OPINION: Students should be able to take seven classes, regardless of elective choice

Almost two months into the second semester, students must start thinking about classes for the next school year. Although some choose to register for the minimum amount of classes to meet graduation requirements, others are striving to learn more by taking more courses. However, SCHS is limiting many students from taking seven classes.

Oftentimes, students are allowed to take seven classes only if they take specific electives, such as journalism, choir or yearbook. However, many students’ interests lie elsewhere, so they should have the choice of taking any seven courses.

For example, freshmen are often guided into taking only six classes, leading to an “easy” freshman year. However, not having a seven-class schedule makes it harder to transition into sophomore year. Some students go from taking two honors classes to six weighted classes. Instead, freshmen should take the opportunity of an “easy” year to complete as many courses required for graduation as possible.

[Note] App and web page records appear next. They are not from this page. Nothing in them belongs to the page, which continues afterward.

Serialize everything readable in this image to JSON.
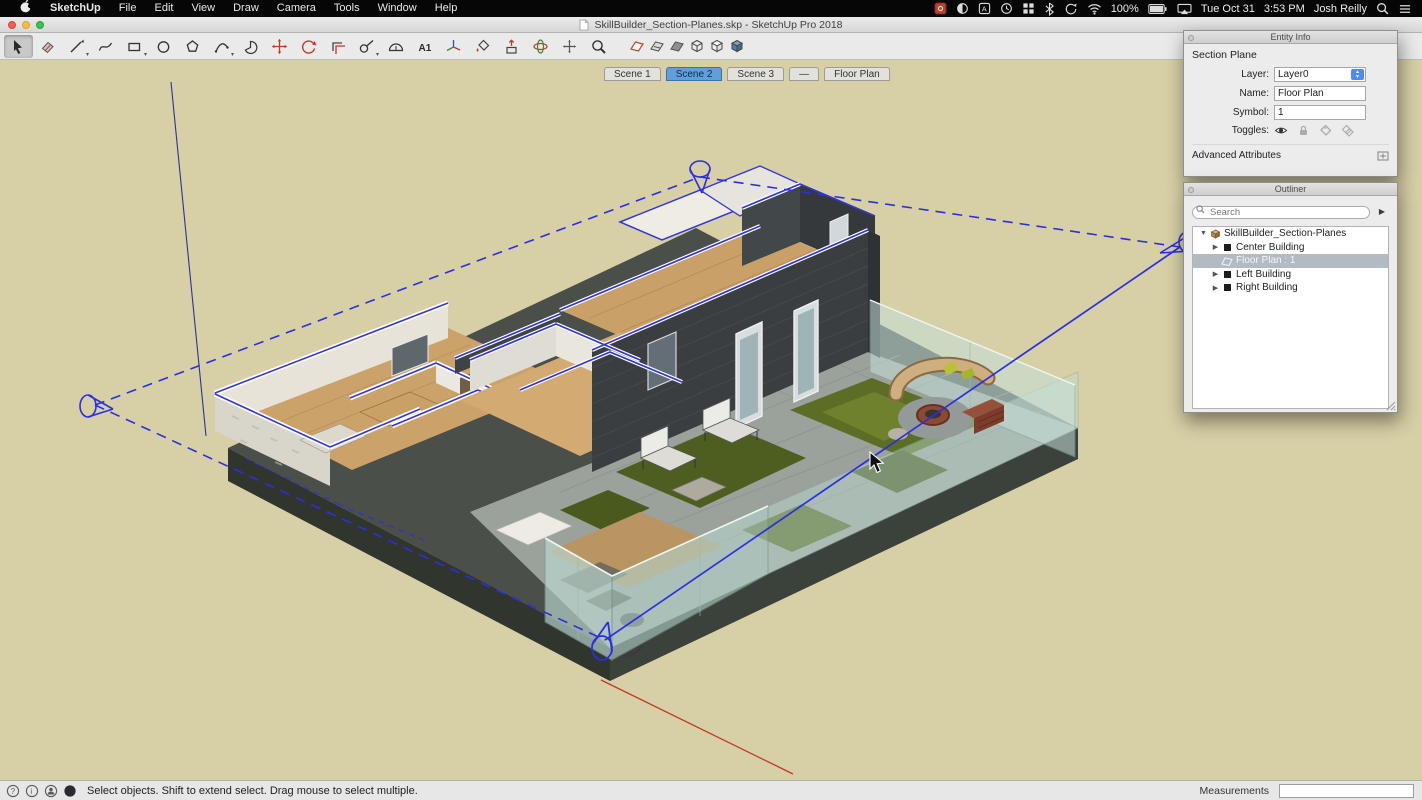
{
  "colors": {
    "viewport_bg": "#d7cfa5",
    "section_blue": "#2b2fe2",
    "scene_tab_active": "#5f9fdc",
    "menu_bar_bg": "#060606",
    "red_axis": "#c3372a",
    "blue_axis": "#27339b",
    "dark_wall": "#3a3e41",
    "wood_floor": "#cba26a",
    "grass_green": "#5c6d26",
    "paver_gray": "#9ba29b"
  },
  "menu_bar": {
    "app_name": "SketchUp",
    "items": [
      "File",
      "Edit",
      "View",
      "Draw",
      "Camera",
      "Tools",
      "Window",
      "Help"
    ],
    "status_right": {
      "battery": "100%",
      "date": "Tue Oct 31",
      "time": "3:53 PM",
      "user": "Josh Reilly"
    },
    "icons": [
      "red-app",
      "flux",
      "input-source",
      "clock",
      "grid",
      "bluetooth",
      "time-machine",
      "wifi",
      "battery",
      "airplay",
      "spotlight",
      "notification-center"
    ]
  },
  "title_bar": {
    "title": "SkillBuilder_Section-Planes.skp - SketchUp Pro 2018"
  },
  "toolbar": {
    "tools": [
      "select",
      "eraser",
      "line",
      "freehand",
      "rectangle",
      "circle",
      "polygon",
      "arc",
      "pie",
      "move",
      "rotate",
      "offset",
      "tape-measure",
      "protractor",
      "text",
      "axes",
      "paint-bucket",
      "push-pull",
      "orbit",
      "pan",
      "zoom"
    ],
    "view_toggles": [
      "display-section-planes",
      "display-section-cuts",
      "display-section-fill",
      "style-wireframe",
      "style-hidden-line",
      "style-shaded"
    ]
  },
  "scene_tabs": [
    {
      "label": "Scene 1",
      "active": false
    },
    {
      "label": "Scene 2",
      "active": true
    },
    {
      "label": "Scene 3",
      "active": false
    },
    {
      "label": "—",
      "active": false
    },
    {
      "label": "Floor Plan",
      "active": false
    }
  ],
  "entity_info": {
    "title": "Entity Info",
    "entity_type": "Section Plane",
    "fields": {
      "layer_label": "Layer:",
      "layer_value": "Layer0",
      "name_label": "Name:",
      "name_value": "Floor Plan",
      "symbol_label": "Symbol:",
      "symbol_value": "1",
      "toggles_label": "Toggles:"
    },
    "toggle_icons": [
      "visible-eye",
      "lock",
      "tag",
      "tags"
    ],
    "advanced_attributes_label": "Advanced Attributes"
  },
  "outliner": {
    "title": "Outliner",
    "search_placeholder": "Search",
    "tree": [
      {
        "label": "SkillBuilder_Section-Planes",
        "level": 0,
        "icon": "model",
        "expanded": true,
        "selected": false
      },
      {
        "label": "Center Building",
        "level": 1,
        "icon": "component",
        "selected": false
      },
      {
        "label": "Floor Plan : 1",
        "level": 1,
        "icon": "section-plane",
        "selected": true
      },
      {
        "label": "Left Building",
        "level": 1,
        "icon": "component",
        "selected": false
      },
      {
        "label": "Right Building",
        "level": 1,
        "icon": "component",
        "selected": false
      }
    ]
  },
  "status_bar": {
    "hint": "Select objects. Shift to extend select. Drag mouse to select multiple.",
    "measurements_label": "Measurements",
    "measurements_value": ""
  }
}
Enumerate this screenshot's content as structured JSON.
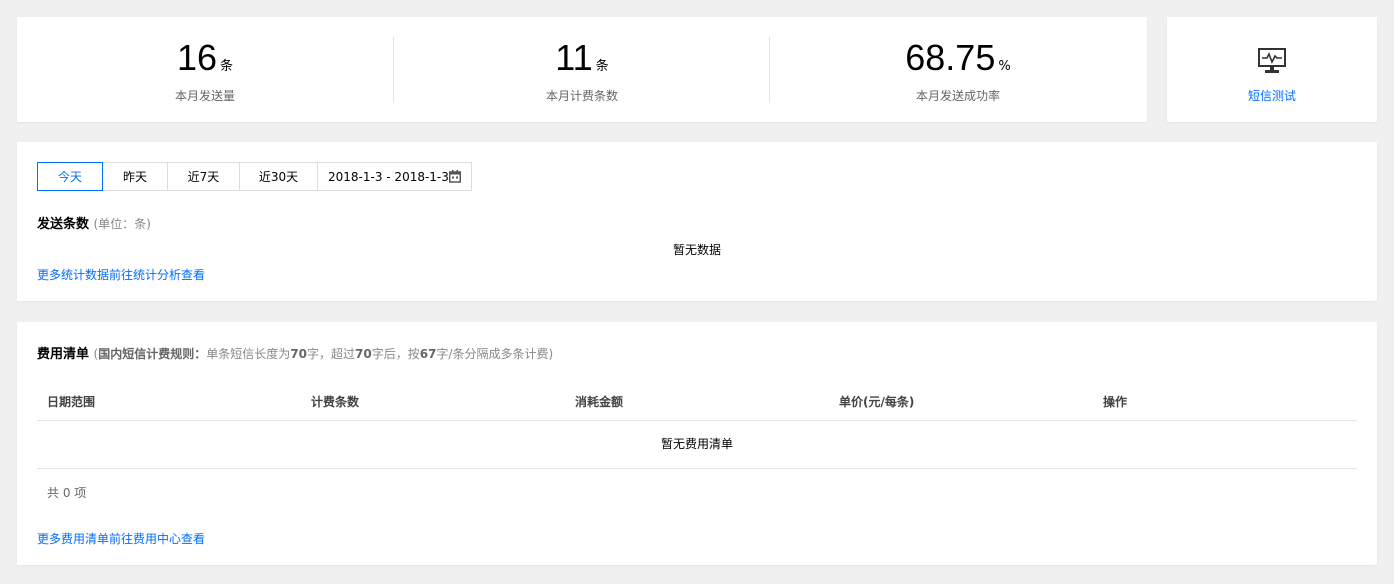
{
  "stats": [
    {
      "value": "16",
      "unit": "条",
      "label": "本月发送量"
    },
    {
      "value": "11",
      "unit": "条",
      "label": "本月计费条数"
    },
    {
      "value": "68.75",
      "unit": "%",
      "label": "本月发送成功率"
    }
  ],
  "sms_test": {
    "label": "短信测试",
    "icon": "monitor-pulse-icon"
  },
  "send": {
    "filters": [
      "今天",
      "昨天",
      "近7天",
      "近30天"
    ],
    "active_filter": "今天",
    "date_range": "2018-1-3 - 2018-1-3",
    "title": "发送条数",
    "unit_note": "(单位：条)",
    "empty_text": "暂无数据",
    "more_link": "更多统计数据前往统计分析查看"
  },
  "billing": {
    "title": "费用清单",
    "rule_open": "(",
    "rule_label": "国内短信计费规则：",
    "rule_p1": "单条短信长度为",
    "rule_n1": "70",
    "rule_p2": "字，超过",
    "rule_n2": "70",
    "rule_p3": "字后，按",
    "rule_n3": "67",
    "rule_p4": "字/条分隔成多条计费)",
    "columns": [
      "日期范围",
      "计费条数",
      "消耗金额",
      "单价(元/每条)",
      "操作"
    ],
    "empty_text": "暂无费用清单",
    "total": "共 0 项",
    "more_link": "更多费用清单前往费用中心查看"
  },
  "colors": {
    "accent": "#006eff",
    "background": "#f0f0f0"
  }
}
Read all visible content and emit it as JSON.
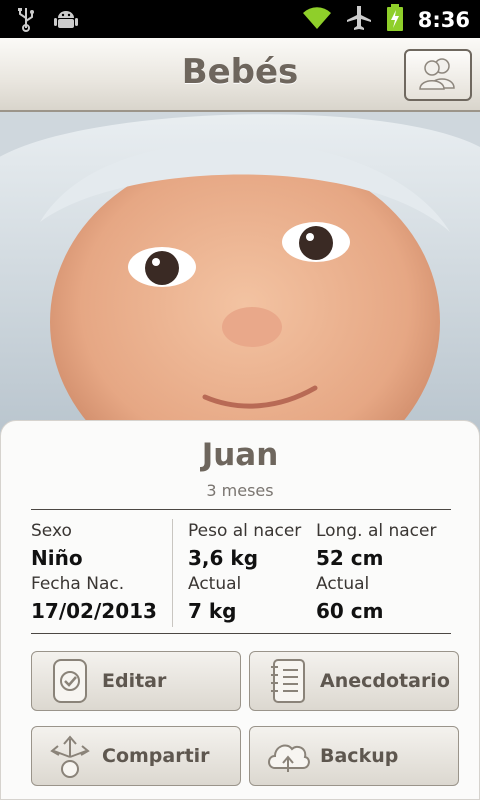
{
  "status_bar": {
    "time": "8:36",
    "icons": [
      "usb-icon",
      "android-debug-icon",
      "wifi-icon",
      "airplane-mode-icon",
      "battery-charging-icon"
    ]
  },
  "action_bar": {
    "title": "Bebés",
    "profiles_icon": "people-icon"
  },
  "photo": {
    "alt": "baby-photo"
  },
  "baby": {
    "name": "Juan",
    "age": "3 meses"
  },
  "details": {
    "sex_label": "Sexo",
    "sex_value": "Niño",
    "birth_label": "Fecha Nac.",
    "birth_value": "17/02/2013",
    "weight_birth_label": "Peso al nacer",
    "weight_birth_value": "3,6 kg",
    "weight_now_label": "Actual",
    "weight_now_value": "7 kg",
    "length_birth_label": "Long. al nacer",
    "length_birth_value": "52 cm",
    "length_now_label": "Actual",
    "length_now_value": "60 cm"
  },
  "buttons": {
    "edit": "Editar",
    "anecdotes": "Anecdotario",
    "share": "Compartir",
    "backup": "Backup"
  },
  "colors": {
    "title": "#6e665d",
    "button_text": "#5e574f",
    "status_icons": "#8fcf2a"
  }
}
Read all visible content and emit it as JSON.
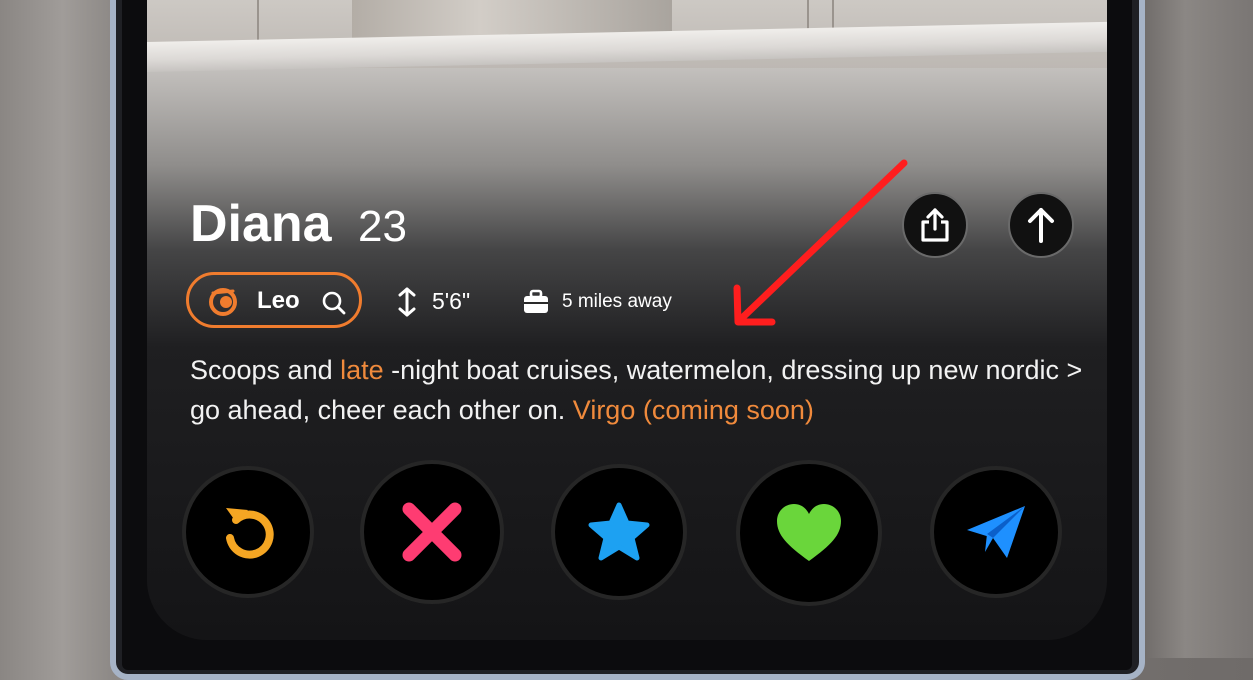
{
  "profile": {
    "name": "Diana",
    "age": "23",
    "zodiac": "Leo",
    "height": "5'6\"",
    "distance": "5 miles away"
  },
  "bio": {
    "part1": "Scoops and ",
    "accent1": "late",
    "part2": " -night boat cruises, watermelon, dressing up new nordic > go ahead, cheer each other on. ",
    "accent2": "Virgo (coming soon)"
  },
  "icons": {
    "share": "share-icon",
    "up": "arrow-up-icon",
    "zodiac": "leo-zodiac-icon",
    "search": "search-icon",
    "height": "height-arrows-icon",
    "distance": "briefcase-icon",
    "rewind": "rewind-icon",
    "nope": "x-icon",
    "superlike": "star-icon",
    "like": "heart-icon",
    "boost": "paper-plane-icon"
  },
  "colors": {
    "accent": "#f08a3c",
    "pill_border": "#f07c2e",
    "rewind": "#f5a623",
    "nope": "#fe3c72",
    "superlike": "#1da1f2",
    "like": "#6ad63b",
    "boost": "#1e90ff",
    "annotation_arrow": "#ff1e1e"
  }
}
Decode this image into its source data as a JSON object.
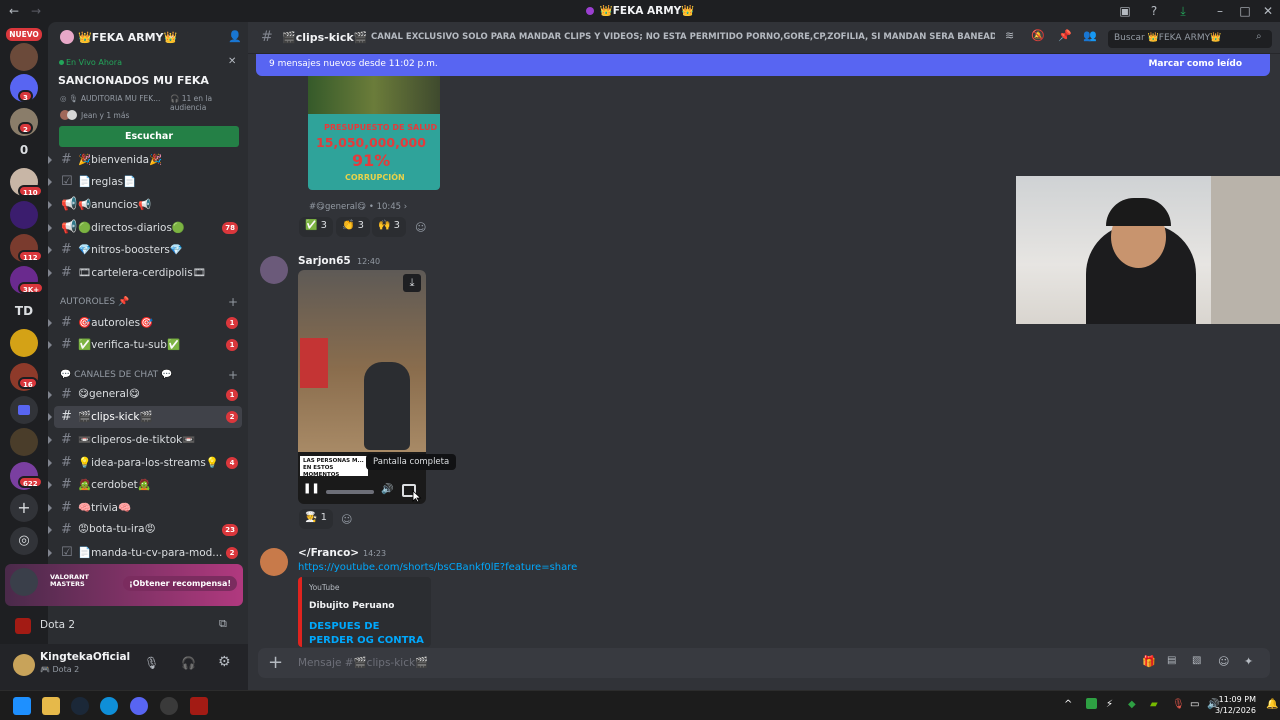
{
  "window": {
    "title": "👑FEKA ARMY👑"
  },
  "rail": {
    "nuevo_label": "NUEVO",
    "servers": [
      {
        "name": "server-1",
        "badge": ""
      },
      {
        "name": "server-2",
        "badge": "3"
      },
      {
        "name": "server-3",
        "badge": "2"
      },
      {
        "name": "server-4",
        "label": "0"
      },
      {
        "name": "server-5",
        "badge": "110"
      },
      {
        "name": "server-6",
        "badge": ""
      },
      {
        "name": "server-7",
        "badge": "112"
      },
      {
        "name": "server-8",
        "badge": "3K+"
      },
      {
        "name": "server-9",
        "label": "TD"
      },
      {
        "name": "server-10",
        "badge": ""
      },
      {
        "name": "server-11",
        "badge": "16"
      },
      {
        "name": "server-12",
        "badge": ""
      },
      {
        "name": "server-13",
        "badge": ""
      },
      {
        "name": "server-14",
        "badge": "622"
      }
    ]
  },
  "sidebar": {
    "server_name": "👑FEKA ARMY👑",
    "live": {
      "status": "En Vivo Ahora",
      "title": "SANCIONADOS MU FEKA",
      "channel": "AUDITORIA MU FEK...",
      "audience": "11 en la audiencia",
      "participants": "Jean y 1 más",
      "listen_button": "Escuchar"
    },
    "channels": [
      {
        "name": "🎉bienvenida🎉",
        "icon": "hash",
        "badge": ""
      },
      {
        "name": "📄reglas📄",
        "icon": "rules",
        "badge": ""
      },
      {
        "name": "📢anuncios📢",
        "icon": "megaphone",
        "badge": ""
      },
      {
        "name": "🟢directos-diarios🟢",
        "icon": "megaphone",
        "badge": "78"
      },
      {
        "name": "💎nitros-boosters💎",
        "icon": "hash",
        "badge": ""
      },
      {
        "name": "🎞cartelera-cerdipolis🎞",
        "icon": "hash",
        "badge": ""
      }
    ],
    "cat_autoroles": "AUTOROLES 📌",
    "channels_autoroles": [
      {
        "name": "🎯autoroles🎯",
        "badge": "1"
      },
      {
        "name": "✅verifica-tu-sub✅",
        "badge": "1"
      }
    ],
    "cat_chat": "💬 CANALES DE CHAT 💬",
    "channels_chat": [
      {
        "name": "😋general😋",
        "badge": "1"
      },
      {
        "name": "🎬clips-kick🎬",
        "badge": "2",
        "active": true
      },
      {
        "name": "📼cliperos-de-tiktok📼",
        "badge": ""
      },
      {
        "name": "💡idea-para-los-streams💡",
        "badge": "4"
      },
      {
        "name": "🧟cerdobet🧟",
        "badge": ""
      },
      {
        "name": "🧠trivia🧠",
        "badge": ""
      },
      {
        "name": "😡bota-tu-ira😡",
        "badge": "23"
      },
      {
        "name": "📄manda-tu-cv-para-mod...",
        "badge": "2"
      }
    ],
    "promo": {
      "game_label": "VALORANT MASTERS",
      "button": "¡Obtener recompensa!"
    },
    "playing": "Dota 2",
    "user": {
      "name": "KingtekaOficial",
      "status": "Dota 2"
    }
  },
  "main": {
    "channel_name": "🎬clips-kick🎬",
    "topic": "CANAL EXCLUSIVO SOLO PARA MANDAR CLIPS Y VIDEOS; NO ESTA PERMITIDO PORNO,GORE,CP,ZOFILIA, SI MANDAN SERA BANEADO PERMA...",
    "search_placeholder": "Buscar 👑FEKA ARMY👑",
    "new_messages": "9 mensajes nuevos desde 11:02 p.m.",
    "mark_read": "Marcar como leído",
    "msg1": {
      "image_headline": "PRESUPUESTO DE SALUD",
      "image_number": "15,050,000,000",
      "image_percent": "91%",
      "image_word": "CORRUPCIÓN",
      "forward_channel": "#😋general😋",
      "forward_time": "10:45",
      "reactions": [
        {
          "emoji": "✅",
          "count": "3"
        },
        {
          "emoji": "👏",
          "count": "3"
        },
        {
          "emoji": "🙌",
          "count": "3"
        }
      ]
    },
    "msg2": {
      "author": "Sarjon65",
      "time": "12:40",
      "video_caption": "LAS PERSONAS M... EN ESTOS MOMENTOS",
      "tooltip": "Pantalla completa",
      "reaction_count": "1"
    },
    "msg3": {
      "author": "</Franco>",
      "time": "14:23",
      "link": "https://youtube.com/shorts/bsCBankf0lE?feature=share",
      "embed_provider": "YouTube",
      "embed_author": "Dibujito Peruano",
      "embed_title": "DESPUES DE PERDER OG CONTRA PARKER |"
    },
    "composer_placeholder": "Mensaje #🎬clips-kick🎬"
  },
  "taskbar": {
    "time": "11:09 PM",
    "date": "3/12/2026"
  }
}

Previously, many sophomores wished to take AP Computer Science Principles but were unable, despite only having six classes. Based on a lottery, only a few sophomore students could take APCSP. The other students were prevented from their ambition to learn and be more exposed to college-level courses.

Consistency should be kept throughout every student and their decisions. Counselors should provide valuable advice but not prohibit any individual from taking a desired class.

Students’ mental health is very important, but students should be able to determine whether they can handle a seven-class workload. Furthermore, students need to understand they should only be taking classes that will benefit them in their future rather than just taking classes to receive a GPA bump. Some classes may be overwhelming for some, but the most crucial part is to let students make their own decisions.

Ultimately, students should have the final choice in taking any class as long as it meets the graduation requirements and the student has completed course prerequisites. If they end up making the wrong decision despite counselors’ advice, students should face the consequences. Learning to overcome obstacles is an important life skill.

In order to appropriately support students’ goals and ambitions, SCHS administration should only guide students into making the right choice rather than preventing them from pursuing more difficult classes.